> _REQUIRED WORK_
All lines holding the word "title" should be located in the records and copied.

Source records
:::
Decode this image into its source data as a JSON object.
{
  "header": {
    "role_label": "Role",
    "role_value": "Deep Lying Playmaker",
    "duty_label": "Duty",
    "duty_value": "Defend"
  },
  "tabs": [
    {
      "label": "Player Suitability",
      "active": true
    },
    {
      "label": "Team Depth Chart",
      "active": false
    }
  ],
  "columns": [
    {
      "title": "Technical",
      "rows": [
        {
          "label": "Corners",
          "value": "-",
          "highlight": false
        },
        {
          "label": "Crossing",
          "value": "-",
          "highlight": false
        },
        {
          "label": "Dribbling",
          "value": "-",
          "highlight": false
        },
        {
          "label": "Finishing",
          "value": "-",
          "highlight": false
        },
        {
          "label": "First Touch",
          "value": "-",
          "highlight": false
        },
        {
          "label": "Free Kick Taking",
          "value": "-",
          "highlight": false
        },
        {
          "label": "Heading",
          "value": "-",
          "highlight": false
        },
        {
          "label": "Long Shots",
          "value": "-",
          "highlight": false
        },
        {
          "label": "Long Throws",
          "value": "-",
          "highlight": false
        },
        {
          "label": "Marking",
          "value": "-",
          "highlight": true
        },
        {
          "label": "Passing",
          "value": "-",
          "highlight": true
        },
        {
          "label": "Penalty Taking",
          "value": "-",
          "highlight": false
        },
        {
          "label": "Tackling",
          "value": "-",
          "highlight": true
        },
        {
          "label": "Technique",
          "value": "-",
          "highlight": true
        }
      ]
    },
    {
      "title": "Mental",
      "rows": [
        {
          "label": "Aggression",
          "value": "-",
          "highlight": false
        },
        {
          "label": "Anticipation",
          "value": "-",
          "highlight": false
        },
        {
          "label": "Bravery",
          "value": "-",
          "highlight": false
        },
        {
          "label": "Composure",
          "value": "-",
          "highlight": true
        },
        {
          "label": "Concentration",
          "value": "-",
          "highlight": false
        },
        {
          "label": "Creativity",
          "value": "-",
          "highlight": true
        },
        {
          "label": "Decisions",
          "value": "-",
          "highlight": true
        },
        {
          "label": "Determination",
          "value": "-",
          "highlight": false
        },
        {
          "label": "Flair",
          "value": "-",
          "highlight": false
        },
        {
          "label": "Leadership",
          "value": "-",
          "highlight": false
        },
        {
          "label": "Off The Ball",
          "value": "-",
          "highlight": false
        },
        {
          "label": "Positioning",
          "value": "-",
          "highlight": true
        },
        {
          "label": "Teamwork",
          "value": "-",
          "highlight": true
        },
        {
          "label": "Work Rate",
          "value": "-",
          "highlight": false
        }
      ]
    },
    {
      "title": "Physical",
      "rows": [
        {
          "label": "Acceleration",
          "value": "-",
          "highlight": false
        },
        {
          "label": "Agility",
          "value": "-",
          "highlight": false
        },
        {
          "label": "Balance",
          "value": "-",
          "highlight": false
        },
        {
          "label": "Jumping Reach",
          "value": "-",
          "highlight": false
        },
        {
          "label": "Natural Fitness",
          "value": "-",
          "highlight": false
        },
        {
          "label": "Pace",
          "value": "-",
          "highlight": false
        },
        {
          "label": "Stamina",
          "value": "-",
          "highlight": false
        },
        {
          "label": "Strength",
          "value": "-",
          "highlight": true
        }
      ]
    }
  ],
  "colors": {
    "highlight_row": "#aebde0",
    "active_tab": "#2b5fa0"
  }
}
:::
> _ANSWER FOR THE TASK_
      "title": "Technical",
      "title": "Mental",
      "title": "Physical",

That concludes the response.